Task prompt: Search the records below for the string "true", and report each line that contains it.

Exercise data:
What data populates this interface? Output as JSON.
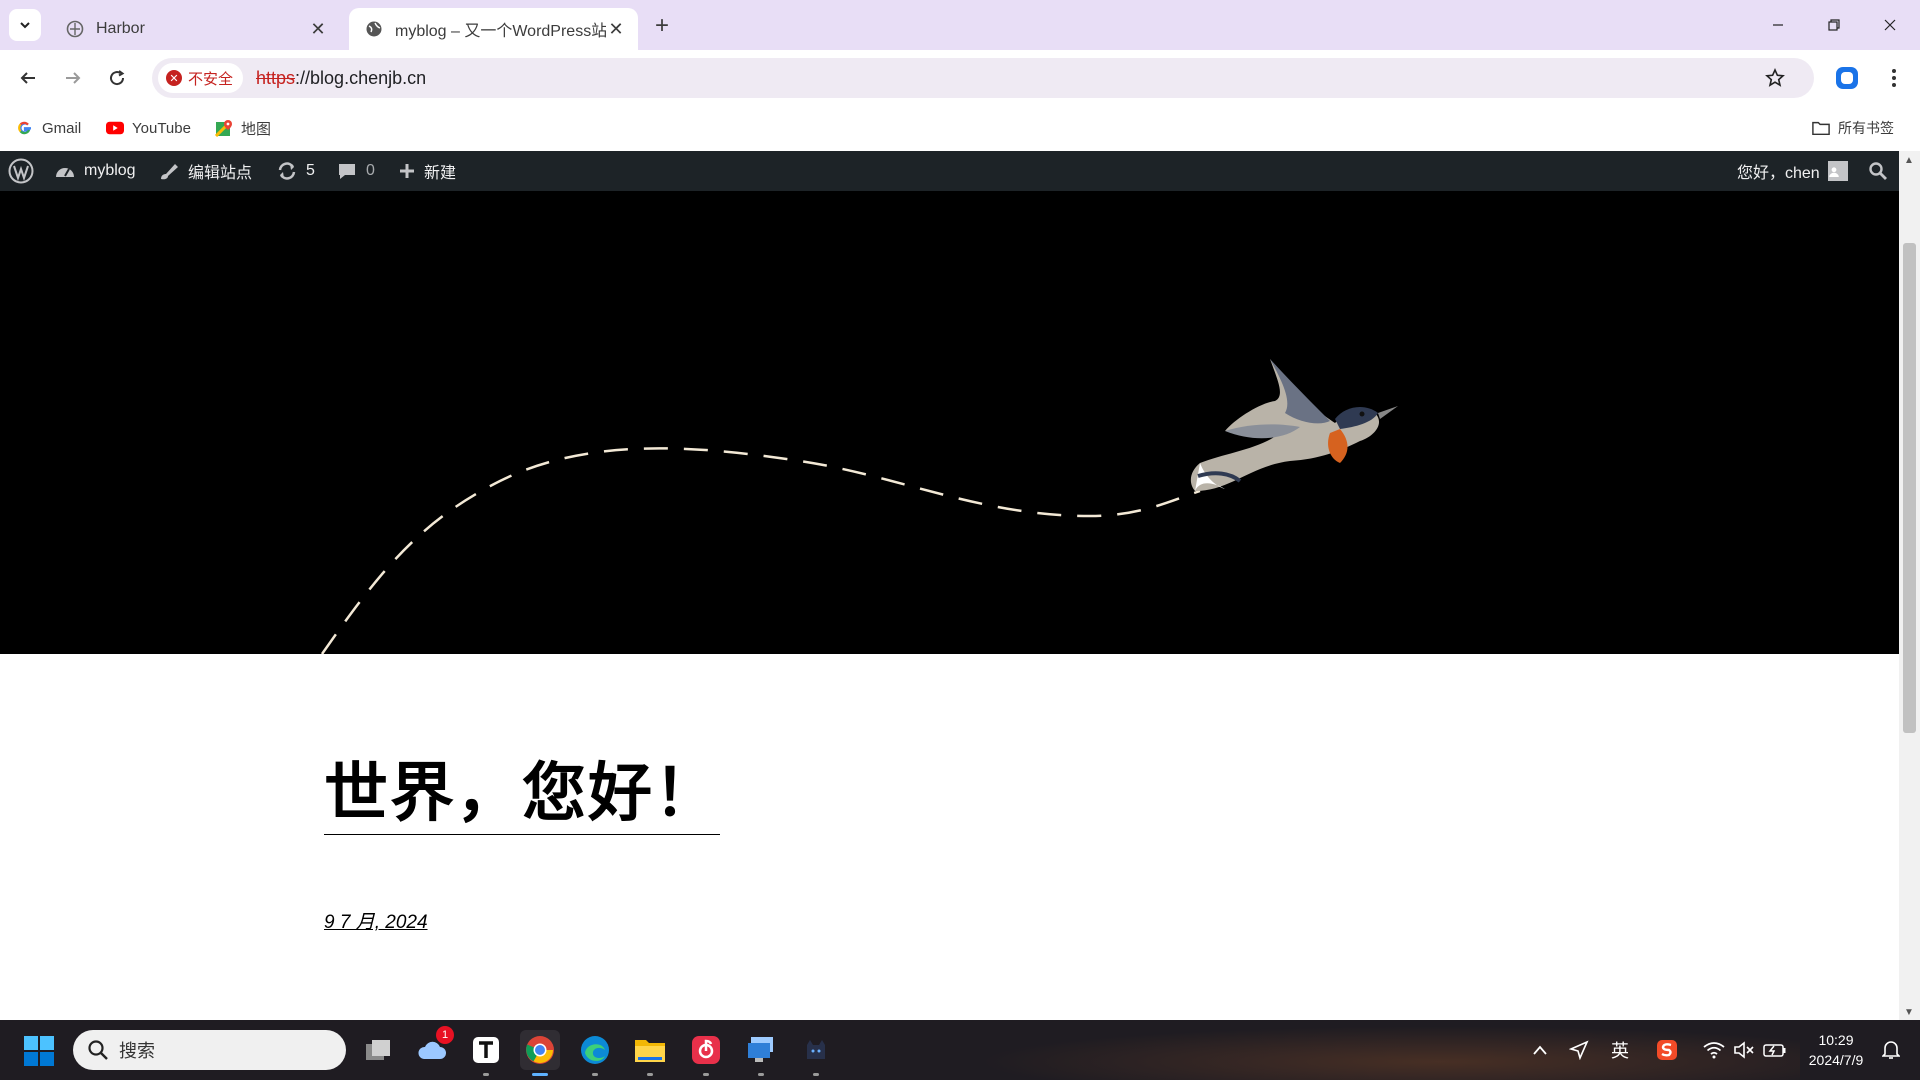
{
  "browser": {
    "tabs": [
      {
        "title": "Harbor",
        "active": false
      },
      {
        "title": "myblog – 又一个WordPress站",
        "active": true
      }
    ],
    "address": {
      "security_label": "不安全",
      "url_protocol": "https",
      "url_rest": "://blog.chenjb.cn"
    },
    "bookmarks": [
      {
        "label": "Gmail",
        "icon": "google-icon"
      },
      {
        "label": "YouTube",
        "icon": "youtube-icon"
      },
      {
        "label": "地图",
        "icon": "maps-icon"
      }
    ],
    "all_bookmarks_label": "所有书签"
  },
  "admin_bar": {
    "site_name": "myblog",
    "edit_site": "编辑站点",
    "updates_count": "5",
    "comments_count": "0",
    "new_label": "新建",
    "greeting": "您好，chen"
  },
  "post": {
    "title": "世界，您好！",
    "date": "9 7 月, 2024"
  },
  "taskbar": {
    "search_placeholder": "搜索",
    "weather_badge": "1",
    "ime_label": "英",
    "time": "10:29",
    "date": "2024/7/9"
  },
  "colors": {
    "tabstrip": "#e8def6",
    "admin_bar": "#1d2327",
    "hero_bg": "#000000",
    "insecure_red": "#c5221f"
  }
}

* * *

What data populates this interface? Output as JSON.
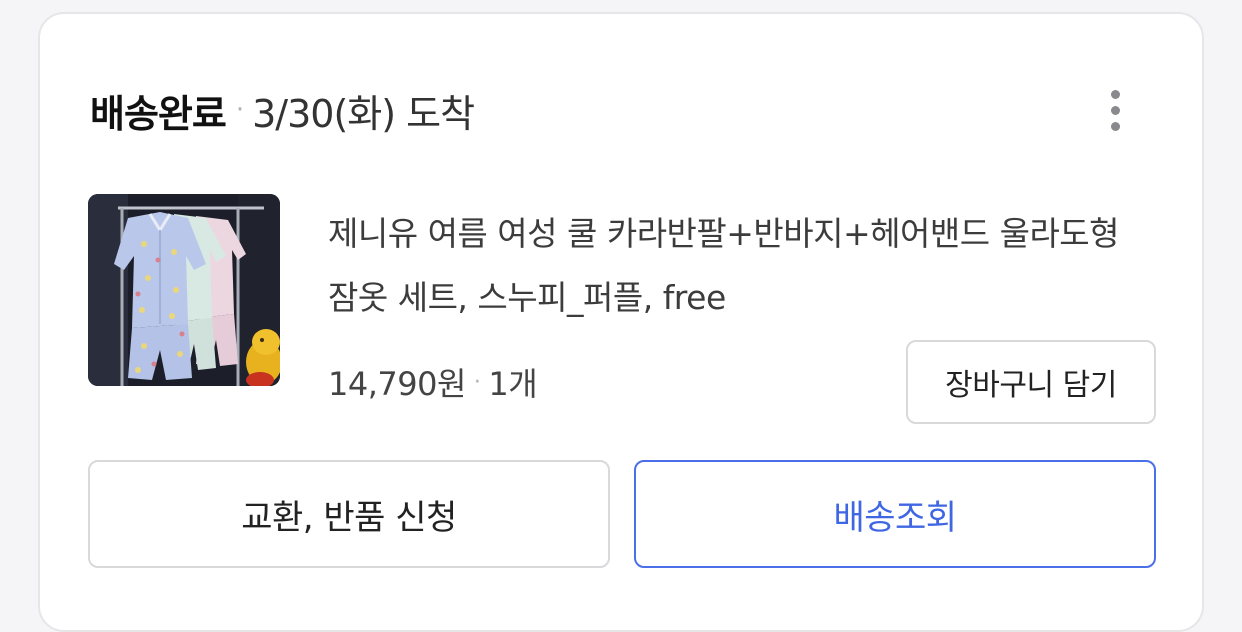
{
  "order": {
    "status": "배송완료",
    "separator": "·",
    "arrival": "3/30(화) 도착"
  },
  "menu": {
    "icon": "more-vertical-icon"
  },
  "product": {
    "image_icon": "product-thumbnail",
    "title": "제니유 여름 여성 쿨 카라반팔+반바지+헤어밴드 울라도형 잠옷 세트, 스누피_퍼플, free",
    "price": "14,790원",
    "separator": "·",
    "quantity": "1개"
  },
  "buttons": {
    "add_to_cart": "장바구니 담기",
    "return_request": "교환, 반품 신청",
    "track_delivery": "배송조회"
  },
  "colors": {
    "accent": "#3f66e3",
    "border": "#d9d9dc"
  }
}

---

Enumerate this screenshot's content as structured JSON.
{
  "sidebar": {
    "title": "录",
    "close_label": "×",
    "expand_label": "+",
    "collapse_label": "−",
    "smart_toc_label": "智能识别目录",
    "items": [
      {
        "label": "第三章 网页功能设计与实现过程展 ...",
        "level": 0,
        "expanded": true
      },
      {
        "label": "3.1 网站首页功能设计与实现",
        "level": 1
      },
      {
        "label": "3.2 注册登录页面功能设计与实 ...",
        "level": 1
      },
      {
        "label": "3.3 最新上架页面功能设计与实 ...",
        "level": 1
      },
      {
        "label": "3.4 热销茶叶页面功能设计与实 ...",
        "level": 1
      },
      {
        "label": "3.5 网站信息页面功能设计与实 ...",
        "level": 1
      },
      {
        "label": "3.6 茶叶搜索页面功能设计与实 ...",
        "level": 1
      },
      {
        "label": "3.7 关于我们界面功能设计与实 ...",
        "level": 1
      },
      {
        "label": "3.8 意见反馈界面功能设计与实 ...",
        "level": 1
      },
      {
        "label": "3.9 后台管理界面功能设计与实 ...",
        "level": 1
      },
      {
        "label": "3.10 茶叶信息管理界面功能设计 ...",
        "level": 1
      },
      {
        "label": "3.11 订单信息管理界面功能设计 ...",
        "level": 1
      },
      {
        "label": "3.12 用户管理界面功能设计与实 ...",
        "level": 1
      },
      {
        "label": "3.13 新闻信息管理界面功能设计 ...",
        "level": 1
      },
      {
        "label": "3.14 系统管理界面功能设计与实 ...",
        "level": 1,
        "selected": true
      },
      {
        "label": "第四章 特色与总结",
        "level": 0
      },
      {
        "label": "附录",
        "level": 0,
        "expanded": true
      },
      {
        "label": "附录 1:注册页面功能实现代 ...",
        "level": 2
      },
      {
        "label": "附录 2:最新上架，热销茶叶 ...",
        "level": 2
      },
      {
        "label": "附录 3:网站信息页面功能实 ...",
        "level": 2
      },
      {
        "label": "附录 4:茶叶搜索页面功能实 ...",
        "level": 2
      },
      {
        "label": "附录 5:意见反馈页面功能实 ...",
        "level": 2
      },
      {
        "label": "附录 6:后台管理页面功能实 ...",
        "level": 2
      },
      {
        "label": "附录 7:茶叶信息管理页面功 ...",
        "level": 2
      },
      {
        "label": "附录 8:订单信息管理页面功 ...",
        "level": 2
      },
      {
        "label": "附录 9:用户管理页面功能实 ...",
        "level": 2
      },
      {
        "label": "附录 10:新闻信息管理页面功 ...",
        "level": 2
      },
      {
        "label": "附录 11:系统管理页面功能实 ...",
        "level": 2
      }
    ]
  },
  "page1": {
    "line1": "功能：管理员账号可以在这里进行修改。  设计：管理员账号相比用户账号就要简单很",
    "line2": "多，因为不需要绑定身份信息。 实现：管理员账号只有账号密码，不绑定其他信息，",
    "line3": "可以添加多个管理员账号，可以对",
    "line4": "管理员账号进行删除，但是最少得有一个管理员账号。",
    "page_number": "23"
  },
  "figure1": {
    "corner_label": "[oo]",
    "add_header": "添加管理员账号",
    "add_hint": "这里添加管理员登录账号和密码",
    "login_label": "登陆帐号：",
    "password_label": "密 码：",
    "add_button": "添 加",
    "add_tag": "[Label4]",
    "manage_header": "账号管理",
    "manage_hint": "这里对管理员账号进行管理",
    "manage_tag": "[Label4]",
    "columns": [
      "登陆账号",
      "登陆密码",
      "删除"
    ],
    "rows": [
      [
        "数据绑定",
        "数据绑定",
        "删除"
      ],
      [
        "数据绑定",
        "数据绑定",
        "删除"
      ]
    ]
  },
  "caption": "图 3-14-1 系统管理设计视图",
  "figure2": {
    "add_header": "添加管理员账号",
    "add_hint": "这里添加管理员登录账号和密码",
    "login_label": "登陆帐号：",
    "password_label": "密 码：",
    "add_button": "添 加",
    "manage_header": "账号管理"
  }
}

Answer to this exercise:
        "active": true
        "expanded": true
        "selected": true
        "expanded": true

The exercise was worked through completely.